I do not need to cite the virtues of helping others in this business or seeking help. Along the way on the road to assisting with legislative policy, a job, an appointment of some kind, inevitability one party will cross, undercut, disappoint, or even lie for the life changing help that was given or sought.

Many of us in politics owe our existence to someone else, whether we want to admit it or not. Similarly, many of us have lived in a world of denial of being helped. None of us did this thing alone. So what is with this denial of being helped? Too many people today seek help in the public arena and later resent the thought of being given that assistance.

I ask all those who know the life and language that I speak, in those moments of contempt or moments of resentment, turn a cheek in these disappointing times, times when human weakness or frailty rears its ugliness and just forgive the offending party — I know what I’m saying is not easy. I have borne witness to some pretty ugly and malicious campaign accusations, but along the way found time to live with those moments. Whether it was a vicious lie about my mother being an illegal alien, or that I was a protected class and an affirmative action baby, or harsh distortions of my voting record or supporters, these falsehoods hurt, but were soon forgotten. Sometimes these things are said by the closest people to you — a former staffer, a disgruntled family member, or a jealous rival.

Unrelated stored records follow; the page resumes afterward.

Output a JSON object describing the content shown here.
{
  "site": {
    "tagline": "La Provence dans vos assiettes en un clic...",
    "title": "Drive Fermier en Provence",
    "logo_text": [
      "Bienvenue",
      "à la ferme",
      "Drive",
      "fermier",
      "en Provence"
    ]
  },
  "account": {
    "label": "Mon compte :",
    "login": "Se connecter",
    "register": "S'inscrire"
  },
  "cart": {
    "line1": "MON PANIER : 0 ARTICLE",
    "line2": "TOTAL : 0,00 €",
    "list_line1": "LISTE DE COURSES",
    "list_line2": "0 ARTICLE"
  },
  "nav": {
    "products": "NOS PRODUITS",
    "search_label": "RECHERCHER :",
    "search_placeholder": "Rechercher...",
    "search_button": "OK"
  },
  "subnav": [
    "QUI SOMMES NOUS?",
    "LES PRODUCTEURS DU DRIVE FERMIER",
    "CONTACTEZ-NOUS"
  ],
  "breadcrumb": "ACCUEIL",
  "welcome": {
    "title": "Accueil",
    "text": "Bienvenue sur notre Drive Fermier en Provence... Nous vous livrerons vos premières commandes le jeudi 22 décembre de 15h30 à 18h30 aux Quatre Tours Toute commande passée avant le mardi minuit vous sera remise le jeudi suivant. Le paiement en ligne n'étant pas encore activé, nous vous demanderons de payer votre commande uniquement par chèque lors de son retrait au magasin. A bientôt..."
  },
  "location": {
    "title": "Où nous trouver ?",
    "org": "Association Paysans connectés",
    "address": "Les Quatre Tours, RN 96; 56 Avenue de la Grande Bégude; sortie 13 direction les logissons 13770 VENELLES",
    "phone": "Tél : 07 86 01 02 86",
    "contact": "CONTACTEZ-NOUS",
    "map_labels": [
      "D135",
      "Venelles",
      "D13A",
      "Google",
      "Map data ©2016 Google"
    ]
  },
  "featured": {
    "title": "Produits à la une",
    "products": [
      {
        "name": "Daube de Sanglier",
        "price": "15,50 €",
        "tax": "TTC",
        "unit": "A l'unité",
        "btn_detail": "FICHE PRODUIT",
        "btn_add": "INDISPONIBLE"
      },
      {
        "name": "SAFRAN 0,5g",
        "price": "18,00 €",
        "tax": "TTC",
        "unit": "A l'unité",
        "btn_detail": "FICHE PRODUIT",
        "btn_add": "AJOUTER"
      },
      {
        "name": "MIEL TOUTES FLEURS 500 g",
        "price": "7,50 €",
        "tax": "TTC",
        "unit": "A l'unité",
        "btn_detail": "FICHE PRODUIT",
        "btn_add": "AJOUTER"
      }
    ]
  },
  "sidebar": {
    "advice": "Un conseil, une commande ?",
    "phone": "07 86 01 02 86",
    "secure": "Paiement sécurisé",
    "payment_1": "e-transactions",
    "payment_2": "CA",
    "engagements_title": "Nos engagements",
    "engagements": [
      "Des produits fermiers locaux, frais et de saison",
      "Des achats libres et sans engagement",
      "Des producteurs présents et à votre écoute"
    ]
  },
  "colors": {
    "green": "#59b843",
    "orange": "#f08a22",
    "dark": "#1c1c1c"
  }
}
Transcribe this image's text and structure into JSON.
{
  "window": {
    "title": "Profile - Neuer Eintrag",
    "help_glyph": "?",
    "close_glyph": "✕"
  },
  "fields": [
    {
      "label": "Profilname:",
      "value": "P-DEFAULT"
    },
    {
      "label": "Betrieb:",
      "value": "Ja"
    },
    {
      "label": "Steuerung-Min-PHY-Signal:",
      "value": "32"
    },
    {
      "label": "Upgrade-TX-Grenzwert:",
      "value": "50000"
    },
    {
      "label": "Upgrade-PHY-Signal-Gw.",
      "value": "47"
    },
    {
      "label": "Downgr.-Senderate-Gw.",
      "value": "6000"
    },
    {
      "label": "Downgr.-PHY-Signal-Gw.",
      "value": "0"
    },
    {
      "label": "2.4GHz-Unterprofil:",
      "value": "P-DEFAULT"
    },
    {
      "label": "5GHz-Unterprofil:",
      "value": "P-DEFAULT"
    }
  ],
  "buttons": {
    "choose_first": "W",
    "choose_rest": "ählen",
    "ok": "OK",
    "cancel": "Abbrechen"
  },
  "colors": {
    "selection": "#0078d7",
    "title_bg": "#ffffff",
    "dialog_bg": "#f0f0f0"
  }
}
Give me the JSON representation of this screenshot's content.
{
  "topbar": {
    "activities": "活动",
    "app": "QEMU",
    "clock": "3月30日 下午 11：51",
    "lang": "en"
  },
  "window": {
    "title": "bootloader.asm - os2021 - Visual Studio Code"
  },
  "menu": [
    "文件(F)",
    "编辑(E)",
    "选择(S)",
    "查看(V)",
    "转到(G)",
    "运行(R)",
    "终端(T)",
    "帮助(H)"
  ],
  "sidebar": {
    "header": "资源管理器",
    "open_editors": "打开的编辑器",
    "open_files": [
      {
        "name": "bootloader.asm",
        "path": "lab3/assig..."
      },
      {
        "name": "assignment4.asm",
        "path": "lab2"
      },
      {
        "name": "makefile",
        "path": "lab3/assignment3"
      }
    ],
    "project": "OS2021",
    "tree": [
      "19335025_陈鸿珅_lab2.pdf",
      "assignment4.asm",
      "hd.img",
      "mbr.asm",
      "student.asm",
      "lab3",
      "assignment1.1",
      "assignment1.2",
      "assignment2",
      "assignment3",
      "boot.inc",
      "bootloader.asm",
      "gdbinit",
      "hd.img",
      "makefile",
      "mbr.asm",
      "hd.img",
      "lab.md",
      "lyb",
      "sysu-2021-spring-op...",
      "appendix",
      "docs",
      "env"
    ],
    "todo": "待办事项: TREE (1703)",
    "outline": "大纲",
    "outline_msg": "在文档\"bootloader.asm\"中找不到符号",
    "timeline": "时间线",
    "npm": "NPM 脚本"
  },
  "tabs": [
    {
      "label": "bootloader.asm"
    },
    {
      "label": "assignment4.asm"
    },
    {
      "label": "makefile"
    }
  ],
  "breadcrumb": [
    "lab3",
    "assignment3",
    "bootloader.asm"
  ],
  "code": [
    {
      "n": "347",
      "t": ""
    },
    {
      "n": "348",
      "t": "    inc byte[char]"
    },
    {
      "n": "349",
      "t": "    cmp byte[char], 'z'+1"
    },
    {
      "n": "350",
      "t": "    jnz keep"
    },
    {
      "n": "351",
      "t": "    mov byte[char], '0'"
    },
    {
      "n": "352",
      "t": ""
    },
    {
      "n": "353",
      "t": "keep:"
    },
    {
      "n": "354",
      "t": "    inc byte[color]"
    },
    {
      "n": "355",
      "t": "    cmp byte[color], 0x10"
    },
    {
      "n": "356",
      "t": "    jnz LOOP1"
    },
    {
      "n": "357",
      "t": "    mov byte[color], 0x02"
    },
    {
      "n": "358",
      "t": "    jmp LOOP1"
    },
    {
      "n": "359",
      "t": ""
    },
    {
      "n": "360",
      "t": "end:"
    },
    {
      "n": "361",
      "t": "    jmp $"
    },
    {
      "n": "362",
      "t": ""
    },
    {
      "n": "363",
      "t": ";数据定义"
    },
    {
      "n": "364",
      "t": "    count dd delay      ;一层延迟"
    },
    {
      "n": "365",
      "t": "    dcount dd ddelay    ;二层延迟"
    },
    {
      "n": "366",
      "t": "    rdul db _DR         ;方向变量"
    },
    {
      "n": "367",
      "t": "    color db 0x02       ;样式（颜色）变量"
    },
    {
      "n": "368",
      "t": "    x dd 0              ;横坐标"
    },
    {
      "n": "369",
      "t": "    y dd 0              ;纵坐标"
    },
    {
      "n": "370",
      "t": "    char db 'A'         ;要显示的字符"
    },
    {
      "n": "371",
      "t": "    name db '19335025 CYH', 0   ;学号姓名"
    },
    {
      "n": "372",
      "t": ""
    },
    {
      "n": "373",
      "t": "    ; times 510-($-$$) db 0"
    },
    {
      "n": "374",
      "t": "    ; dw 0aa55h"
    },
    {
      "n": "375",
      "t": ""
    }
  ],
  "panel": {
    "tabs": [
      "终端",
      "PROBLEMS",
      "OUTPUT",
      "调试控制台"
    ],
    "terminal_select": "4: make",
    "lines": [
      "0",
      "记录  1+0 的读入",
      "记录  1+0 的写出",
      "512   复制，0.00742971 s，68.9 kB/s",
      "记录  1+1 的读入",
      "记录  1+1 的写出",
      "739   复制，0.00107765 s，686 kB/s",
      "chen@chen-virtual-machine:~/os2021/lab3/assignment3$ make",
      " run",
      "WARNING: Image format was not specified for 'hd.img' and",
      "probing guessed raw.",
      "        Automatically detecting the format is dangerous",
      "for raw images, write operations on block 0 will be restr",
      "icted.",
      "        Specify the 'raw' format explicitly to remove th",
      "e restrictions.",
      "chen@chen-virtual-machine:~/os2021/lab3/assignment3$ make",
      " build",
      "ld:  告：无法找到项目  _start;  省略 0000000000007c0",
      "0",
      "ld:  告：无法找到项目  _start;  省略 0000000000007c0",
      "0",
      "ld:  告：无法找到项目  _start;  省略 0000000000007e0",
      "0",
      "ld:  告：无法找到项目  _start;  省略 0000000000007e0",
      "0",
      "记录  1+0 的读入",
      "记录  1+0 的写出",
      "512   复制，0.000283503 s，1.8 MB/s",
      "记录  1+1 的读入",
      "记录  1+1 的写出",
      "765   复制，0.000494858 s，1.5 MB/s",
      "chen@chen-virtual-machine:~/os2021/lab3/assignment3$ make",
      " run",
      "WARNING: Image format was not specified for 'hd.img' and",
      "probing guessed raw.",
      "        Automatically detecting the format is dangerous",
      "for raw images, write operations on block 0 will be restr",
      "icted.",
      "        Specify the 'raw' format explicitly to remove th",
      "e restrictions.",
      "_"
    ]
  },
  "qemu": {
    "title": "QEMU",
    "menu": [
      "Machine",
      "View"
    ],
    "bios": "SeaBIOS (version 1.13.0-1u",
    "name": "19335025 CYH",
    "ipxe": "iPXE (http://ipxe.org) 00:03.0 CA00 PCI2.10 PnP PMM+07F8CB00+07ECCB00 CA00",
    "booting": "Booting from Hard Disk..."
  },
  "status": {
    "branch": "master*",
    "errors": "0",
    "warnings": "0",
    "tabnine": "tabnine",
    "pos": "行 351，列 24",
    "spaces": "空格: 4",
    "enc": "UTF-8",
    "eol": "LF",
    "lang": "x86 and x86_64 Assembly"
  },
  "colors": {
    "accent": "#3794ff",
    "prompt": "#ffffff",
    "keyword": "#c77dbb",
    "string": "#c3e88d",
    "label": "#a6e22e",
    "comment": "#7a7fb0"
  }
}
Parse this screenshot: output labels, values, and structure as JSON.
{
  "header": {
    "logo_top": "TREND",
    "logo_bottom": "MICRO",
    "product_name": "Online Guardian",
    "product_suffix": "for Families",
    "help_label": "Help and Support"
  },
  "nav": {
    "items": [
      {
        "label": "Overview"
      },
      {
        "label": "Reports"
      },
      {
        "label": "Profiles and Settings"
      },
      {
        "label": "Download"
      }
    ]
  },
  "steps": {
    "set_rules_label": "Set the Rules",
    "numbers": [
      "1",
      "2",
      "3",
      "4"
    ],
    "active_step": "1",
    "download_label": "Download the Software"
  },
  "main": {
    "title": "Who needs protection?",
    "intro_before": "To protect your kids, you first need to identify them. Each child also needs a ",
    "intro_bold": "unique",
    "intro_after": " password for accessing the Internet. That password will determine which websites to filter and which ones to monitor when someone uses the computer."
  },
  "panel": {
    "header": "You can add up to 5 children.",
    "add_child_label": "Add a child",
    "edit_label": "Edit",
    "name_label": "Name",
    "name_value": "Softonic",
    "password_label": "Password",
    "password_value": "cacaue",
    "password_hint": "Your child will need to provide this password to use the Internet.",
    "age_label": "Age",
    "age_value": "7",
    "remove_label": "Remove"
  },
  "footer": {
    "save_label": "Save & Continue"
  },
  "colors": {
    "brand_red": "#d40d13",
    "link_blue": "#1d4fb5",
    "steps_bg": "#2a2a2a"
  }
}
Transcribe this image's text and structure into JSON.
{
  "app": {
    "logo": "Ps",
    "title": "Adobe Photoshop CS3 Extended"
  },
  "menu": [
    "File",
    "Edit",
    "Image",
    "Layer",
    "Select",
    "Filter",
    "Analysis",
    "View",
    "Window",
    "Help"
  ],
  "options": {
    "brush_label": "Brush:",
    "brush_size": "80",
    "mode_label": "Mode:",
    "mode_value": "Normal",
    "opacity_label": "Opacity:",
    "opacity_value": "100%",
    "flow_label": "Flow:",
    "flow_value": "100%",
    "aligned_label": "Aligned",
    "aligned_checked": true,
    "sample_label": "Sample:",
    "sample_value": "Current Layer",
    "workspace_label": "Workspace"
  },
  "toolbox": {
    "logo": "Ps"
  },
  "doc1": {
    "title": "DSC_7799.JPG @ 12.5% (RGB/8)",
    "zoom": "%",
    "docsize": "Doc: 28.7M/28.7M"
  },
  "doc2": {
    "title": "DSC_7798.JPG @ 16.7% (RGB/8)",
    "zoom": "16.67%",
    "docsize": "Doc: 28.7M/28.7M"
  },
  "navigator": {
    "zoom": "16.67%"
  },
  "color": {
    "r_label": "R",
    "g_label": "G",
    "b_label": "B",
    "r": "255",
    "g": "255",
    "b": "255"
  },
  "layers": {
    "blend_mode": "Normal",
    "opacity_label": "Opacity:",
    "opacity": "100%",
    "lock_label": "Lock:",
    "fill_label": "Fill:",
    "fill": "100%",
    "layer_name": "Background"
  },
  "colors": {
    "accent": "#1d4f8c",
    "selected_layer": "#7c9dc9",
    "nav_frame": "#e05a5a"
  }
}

As my mentor Steven Adubato stated to me many times, in politics (and in life) sometimes the more you do for people, the more they turn to resent you. While this is not always the case, it is common enough to warrant his revealing and long-standing observation. Moreover, to make it clear, Big Steve said this rule is more painful and more apparent with family members.

I am not sure if this ending is perfectly analogous to the story about Larry Miller, but it has some of the same markings of human nature that we need to observe and most importantly – learn to ask for forgiveness or give forgiveness.

The power of forgiveness is so life affirming, powerful and rare.

Spread the news:

 RELATED ARTICLES